Ship-mast coins

Sailing vessels would often be provided with one or more lucky coins when they were built to ensure favourable winds for swift sailing and good profits.. The coins were usually placed under the boat's mast. The following description of the procedure comes from Storfjord in Troms: When they made a new boat they placed a coin in the garboard seam. They made a hole the size of the coin in the seam and wound a piece of burlap around the coin before inserting it into the hole. This was done to ensure large profits from the new boat and for good fortune in general. When they later started building housing on board the boats, they placed a coin in the housing structure. The owner of the boat was supposed to insert the coin, and it was to be done in secret. 

Many people believed that foreign coins had a more powerful effect than domestic coins. 

Placing a coin under the ship's mast is a tradition that dates back to the Roman times and perhaps even further back.

Votive finds

According to the Old Norse epic, Ynglingatal, the Nordic god Odin introduced a law bidding that all the dead be burned along with their possessions. Each person would enter Valhalla with the riches that accompanied him on the funeral pyre, he said. He would also enjoy the benefit of whatever riches he had personally buried in the ground. 
When only a single coin was provided for a dead person, it was presumably in consideration of the passage to the realm of the dead. The journey involved crossing rivers and lakes, where the dead would have to pay for help with the crossing. The ferryman in the afterlife of the ancient Greeks, Charon, demanded an obol, or halfpenny for the passage. The fare for the ferry to the realm of the dead has been named Charon's obol in several civilisations other than the Greek. 

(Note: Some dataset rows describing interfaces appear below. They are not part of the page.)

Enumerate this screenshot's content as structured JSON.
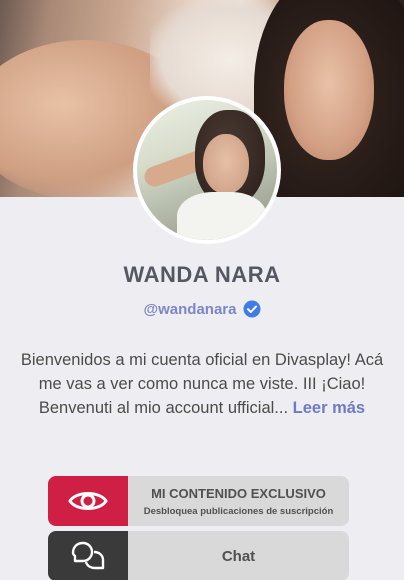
{
  "profile": {
    "name": "WANDA NARA",
    "handle": "@wandanara",
    "bio_text": "Bienvenidos a mi cuenta oficial en Divasplay! Acá me vas a ver como nunca me viste. III ¡Ciao! Benvenuti al mio account ufficial...",
    "read_more": "Leer más"
  },
  "buttons": {
    "exclusive_title": "MI CONTENIDO EXCLUSIVO",
    "exclusive_subtitle": "Desbloquea publicaciones de suscripción",
    "exclusive_icon": "eye-icon",
    "chat_label": "Chat",
    "chat_icon": "chat-bubbles-icon"
  },
  "colors": {
    "accent_red": "#cf1f45",
    "handle_blue": "#7c86c6",
    "verified_blue": "#3f7ce6",
    "button_gray": "#d9d9d9",
    "chat_icon_bg": "#3a3a3a"
  }
}
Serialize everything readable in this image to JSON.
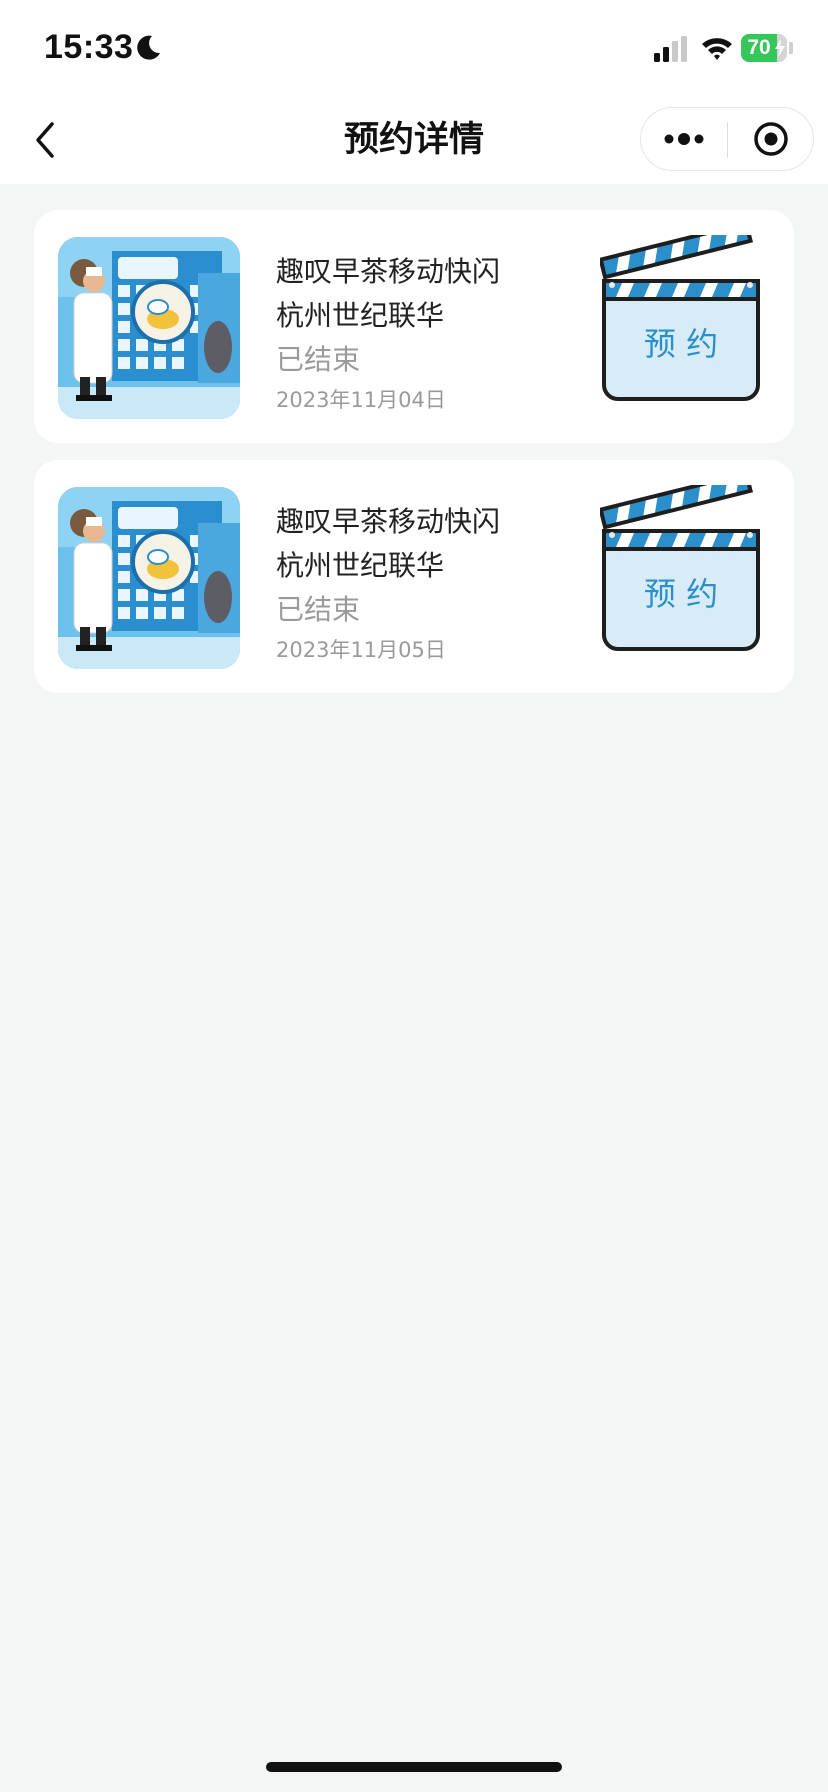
{
  "status_bar": {
    "time": "15:33",
    "battery_level": "70",
    "battery_color": "#35c759"
  },
  "nav": {
    "title": "预约详情",
    "back_icon": "chevron-left-icon",
    "more_icon": "more-dots-icon",
    "close_icon": "target-circle-icon"
  },
  "reservations": [
    {
      "title": "趣叹早茶移动快闪",
      "location": "杭州世纪联华",
      "status": "已结束",
      "date": "2023年11月04日",
      "button_label": "预 约"
    },
    {
      "title": "趣叹早茶移动快闪",
      "location": "杭州世纪联华",
      "status": "已结束",
      "date": "2023年11月05日",
      "button_label": "预 约"
    }
  ],
  "colors": {
    "background": "#f4f5f5",
    "clapper_blue": "#2a8fca",
    "clapper_fill": "#d8ecf8"
  }
}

Offerings for buildings

The tradition of embedding coins in the cornerstones of buildings dates back to ancient Greece. In Norway, archaeological excavations of stave churches from the 1100s have revealed coins at the bottom of holes in which pillars were raised. The tradition can be traced through history up to the present.

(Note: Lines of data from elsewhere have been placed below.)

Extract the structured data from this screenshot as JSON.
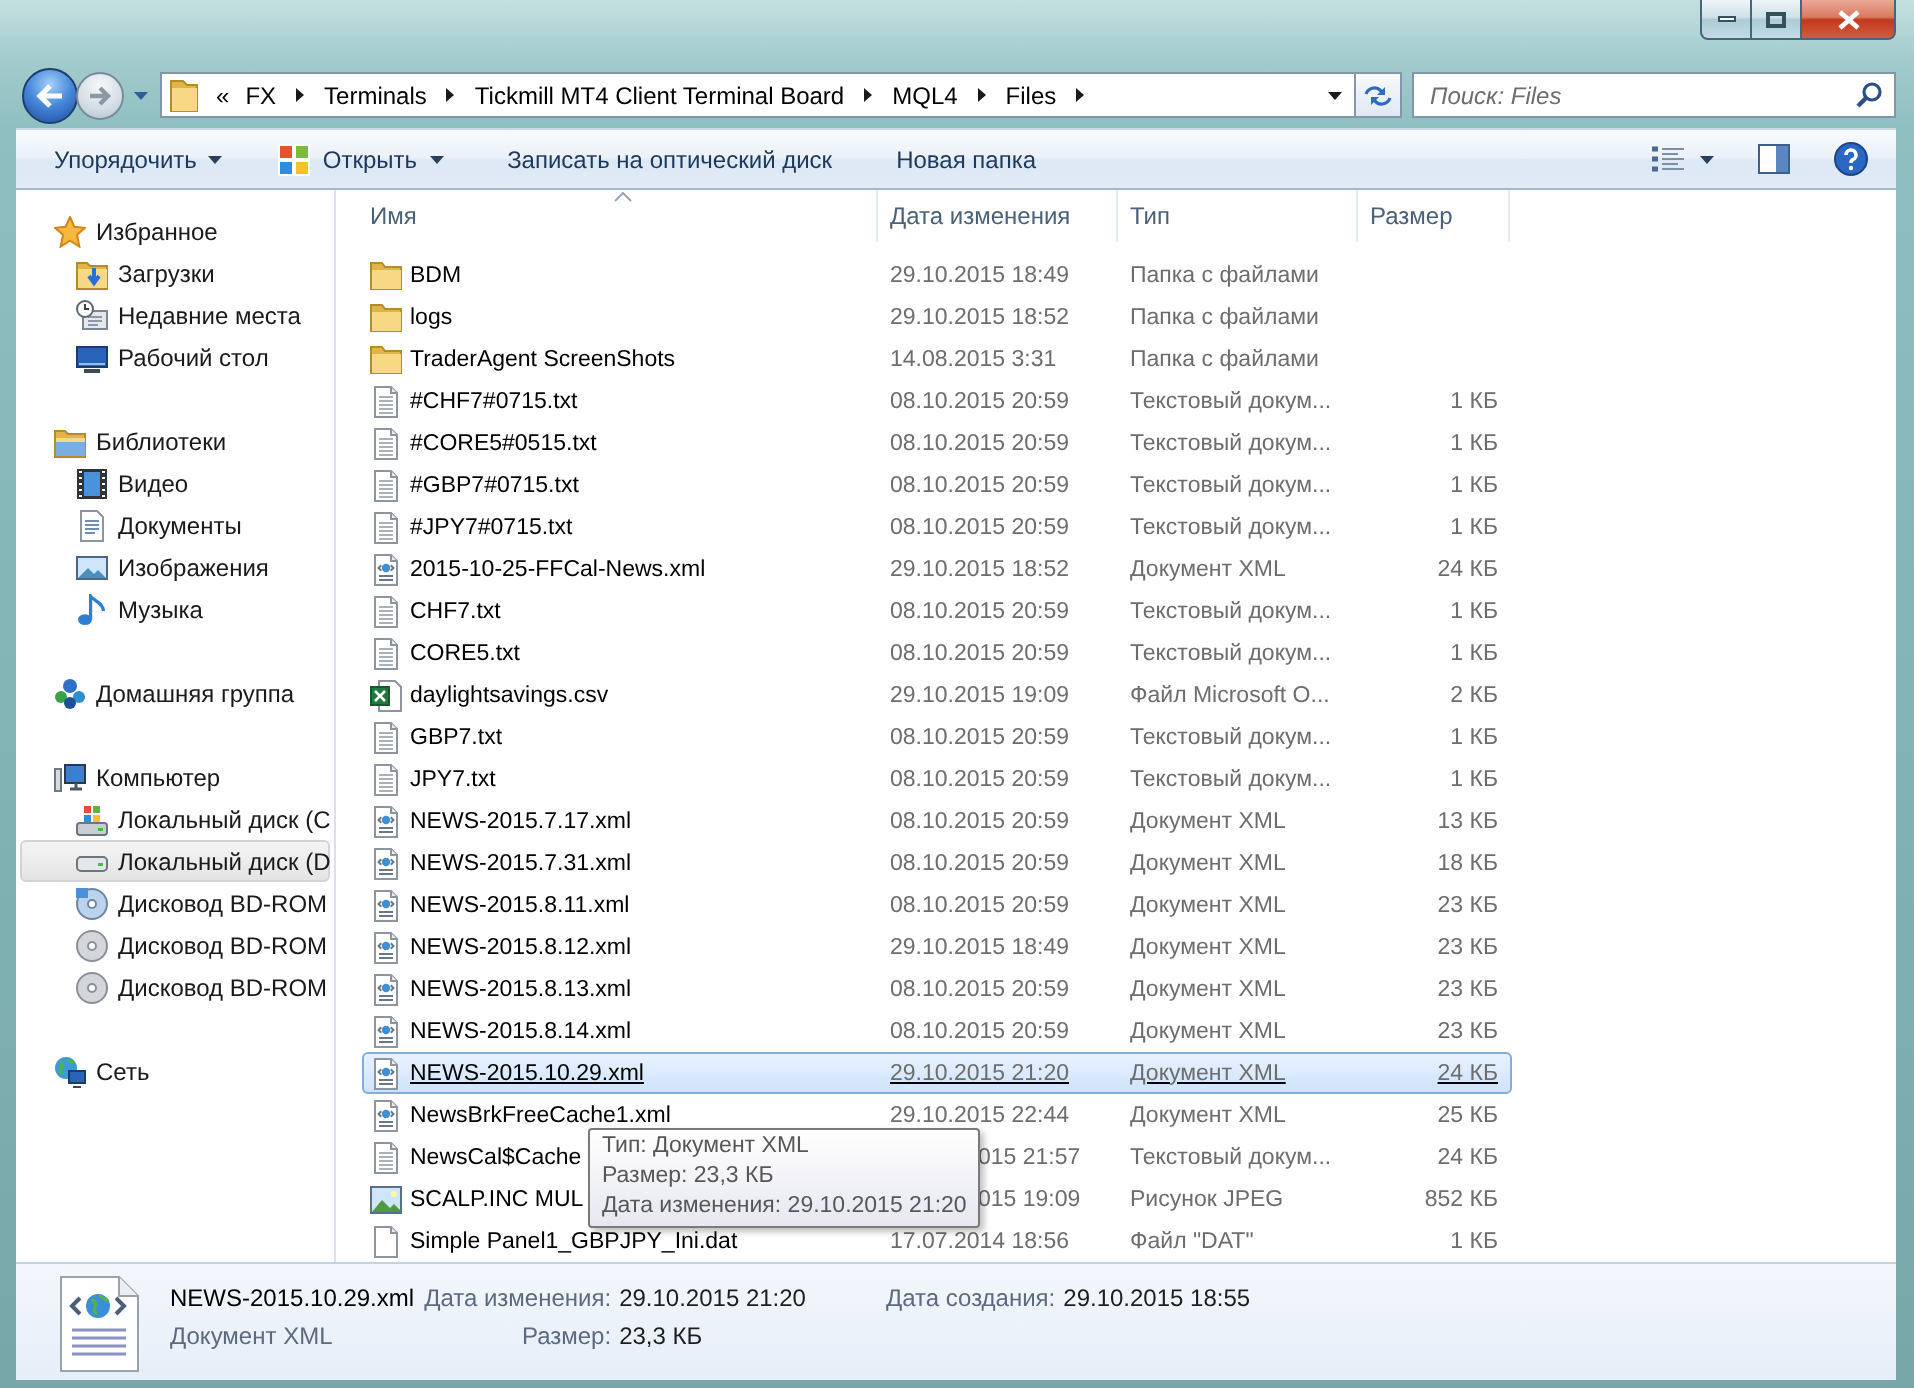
{
  "address_bar": {
    "overflow": "«",
    "path": [
      "FX",
      "Terminals",
      "Tickmill MT4 Client Terminal Board",
      "MQL4",
      "Files"
    ]
  },
  "search": {
    "placeholder": "Поиск: Files"
  },
  "toolbar": {
    "items": [
      {
        "label": "Упорядочить",
        "kind": "text",
        "dropdown": true
      },
      {
        "label": "Открыть",
        "kind": "icon",
        "dropdown": true
      },
      {
        "label": "Записать на оптический диск",
        "kind": "text",
        "dropdown": false
      },
      {
        "label": "Новая папка",
        "kind": "text",
        "dropdown": false
      }
    ]
  },
  "sidebar": {
    "groups": [
      {
        "label": "Избранное",
        "kind": "favorites",
        "selected": false,
        "children": [
          {
            "label": "Загрузки",
            "kind": "downloads",
            "selected": false
          },
          {
            "label": "Недавние места",
            "kind": "recent",
            "selected": false
          },
          {
            "label": "Рабочий стол",
            "kind": "desktop",
            "selected": false
          }
        ]
      },
      {
        "label": "Библиотеки",
        "kind": "libraries",
        "selected": false,
        "children": [
          {
            "label": "Видео",
            "kind": "video",
            "selected": false
          },
          {
            "label": "Документы",
            "kind": "documents",
            "selected": false
          },
          {
            "label": "Изображения",
            "kind": "pictures",
            "selected": false
          },
          {
            "label": "Музыка",
            "kind": "music",
            "selected": false
          }
        ]
      },
      {
        "label": "Домашняя группа",
        "kind": "homegroup",
        "selected": false
      },
      {
        "label": "Компьютер",
        "kind": "computer",
        "selected": false,
        "children": [
          {
            "label": "Локальный диск (C",
            "kind": "system_disk",
            "selected": false
          },
          {
            "label": "Локальный диск (D",
            "kind": "disk",
            "selected": true
          },
          {
            "label": "Дисковод BD-ROM",
            "kind": "optical_media",
            "selected": false
          },
          {
            "label": "Дисковод BD-ROM",
            "kind": "optical",
            "selected": false
          },
          {
            "label": "Дисковод BD-ROM",
            "kind": "optical",
            "selected": false
          }
        ]
      },
      {
        "label": "Сеть",
        "kind": "network",
        "selected": false
      }
    ]
  },
  "columns": [
    {
      "label": "Имя",
      "sorted": true
    },
    {
      "label": "Дата изменения",
      "sorted": false
    },
    {
      "label": "Тип",
      "sorted": false
    },
    {
      "label": "Размер",
      "sorted": false
    }
  ],
  "rows": [
    {
      "kind": "folder",
      "name": "BDM",
      "date": "29.10.2015 18:49",
      "type": "Папка с файлами",
      "selected": false,
      "covered": false
    },
    {
      "kind": "folder",
      "name": "logs",
      "date": "29.10.2015 18:52",
      "type": "Папка с файлами",
      "selected": false,
      "covered": false
    },
    {
      "kind": "folder",
      "name": "TraderAgent ScreenShots",
      "date": "14.08.2015 3:31",
      "type": "Папка с файлами",
      "selected": false,
      "covered": false
    },
    {
      "kind": "text",
      "name": "#CHF7#0715.txt",
      "date": "08.10.2015 20:59",
      "type": "Текстовый докум...",
      "size": "1 КБ",
      "selected": false,
      "covered": false
    },
    {
      "kind": "text",
      "name": "#CORE5#0515.txt",
      "date": "08.10.2015 20:59",
      "type": "Текстовый докум...",
      "size": "1 КБ",
      "selected": false,
      "covered": false
    },
    {
      "kind": "text",
      "name": "#GBP7#0715.txt",
      "date": "08.10.2015 20:59",
      "type": "Текстовый докум...",
      "size": "1 КБ",
      "selected": false,
      "covered": false
    },
    {
      "kind": "text",
      "name": "#JPY7#0715.txt",
      "date": "08.10.2015 20:59",
      "type": "Текстовый докум...",
      "size": "1 КБ",
      "selected": false,
      "covered": false
    },
    {
      "kind": "xml",
      "name": "2015-10-25-FFCal-News.xml",
      "date": "29.10.2015 18:52",
      "type": "Документ XML",
      "size": "24 КБ",
      "selected": false,
      "covered": false
    },
    {
      "kind": "text",
      "name": "CHF7.txt",
      "date": "08.10.2015 20:59",
      "type": "Текстовый докум...",
      "size": "1 КБ",
      "selected": false,
      "covered": false
    },
    {
      "kind": "text",
      "name": "CORE5.txt",
      "date": "08.10.2015 20:59",
      "type": "Текстовый докум...",
      "size": "1 КБ",
      "selected": false,
      "covered": false
    },
    {
      "kind": "spreadsheet",
      "name": "daylightsavings.csv",
      "date": "29.10.2015 19:09",
      "type": "Файл Microsoft O...",
      "size": "2 КБ",
      "selected": false,
      "covered": false
    },
    {
      "kind": "text",
      "name": "GBP7.txt",
      "date": "08.10.2015 20:59",
      "type": "Текстовый докум...",
      "size": "1 КБ",
      "selected": false,
      "covered": false
    },
    {
      "kind": "text",
      "name": "JPY7.txt",
      "date": "08.10.2015 20:59",
      "type": "Текстовый докум...",
      "size": "1 КБ",
      "selected": false,
      "covered": false
    },
    {
      "kind": "xml",
      "name": "NEWS-2015.7.17.xml",
      "date": "08.10.2015 20:59",
      "type": "Документ XML",
      "size": "13 КБ",
      "selected": false,
      "covered": false
    },
    {
      "kind": "xml",
      "name": "NEWS-2015.7.31.xml",
      "date": "08.10.2015 20:59",
      "type": "Документ XML",
      "size": "18 КБ",
      "selected": false,
      "covered": false
    },
    {
      "kind": "xml",
      "name": "NEWS-2015.8.11.xml",
      "date": "08.10.2015 20:59",
      "type": "Документ XML",
      "size": "23 КБ",
      "selected": false,
      "covered": false
    },
    {
      "kind": "xml",
      "name": "NEWS-2015.8.12.xml",
      "date": "29.10.2015 18:49",
      "type": "Документ XML",
      "size": "23 КБ",
      "selected": false,
      "covered": false
    },
    {
      "kind": "xml",
      "name": "NEWS-2015.8.13.xml",
      "date": "08.10.2015 20:59",
      "type": "Документ XML",
      "size": "23 КБ",
      "selected": false,
      "covered": false
    },
    {
      "kind": "xml",
      "name": "NEWS-2015.8.14.xml",
      "date": "08.10.2015 20:59",
      "type": "Документ XML",
      "size": "23 КБ",
      "selected": false,
      "covered": false
    },
    {
      "kind": "xml",
      "name": "NEWS-2015.10.29.xml",
      "date": "29.10.2015 21:20",
      "type": "Документ XML",
      "size": "24 КБ",
      "selected": true,
      "covered": false
    },
    {
      "kind": "xml",
      "name": "NewsBrkFreeCache1.xml",
      "date": "29.10.2015 22:44",
      "type": "Документ XML",
      "size": "25 КБ",
      "selected": false,
      "covered": false
    },
    {
      "kind": "text",
      "name": "NewsCal$Cache",
      "date": "015 21:57",
      "type": "Текстовый докум...",
      "size": "24 КБ",
      "selected": false,
      "covered": true
    },
    {
      "kind": "image",
      "name": "SCALP.INC MUL",
      "date": "015 19:09",
      "type": "Рисунок JPEG",
      "size": "852 КБ",
      "selected": false,
      "covered": true
    },
    {
      "kind": "blank",
      "name": "Simple Panel1_GBPJPY_Ini.dat",
      "date": "17.07.2014 18:56",
      "type": "Файл \"DAT\"",
      "size": "1 КБ",
      "selected": false,
      "covered": false
    }
  ],
  "tooltip": {
    "lines": [
      "Тип: Документ XML",
      "Размер: 23,3 КБ",
      "Дата изменения: 29.10.2015 21:20"
    ]
  },
  "details": {
    "kind": "xml",
    "name": "NEWS-2015.10.29.xml",
    "type": "Документ XML",
    "columns": [
      [
        {
          "label": "Дата изменения:",
          "value": "29.10.2015 21:20"
        },
        {
          "label": "Размер:",
          "value": "23,3 КБ"
        }
      ],
      [
        {
          "label": "Дата создания:",
          "value": "29.10.2015 18:55"
        }
      ]
    ]
  }
}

The cornerstone for the Norwegian Storting, or parliament building, was laid down in 1861. Samples of coins from that year were, according to tradition, embedded in the stone. However, the mint at Kongsberg was having trouble producing the coins. This was the first year of coins bearing the name of the new king, Carl XV. The sculptor Brynjulf Bergslien had made models for the obverse that included a portrait of the king. The dies, which were made in Copenhagen, proved practically useless according to Mint-master Langberg. With great difficulty, 11 coins of each monetary unit were struck for the finance department, and some of these were embedded in the cornerstone of Stortinget. As a result, the building harbours some exceptionally rare and valuable coins.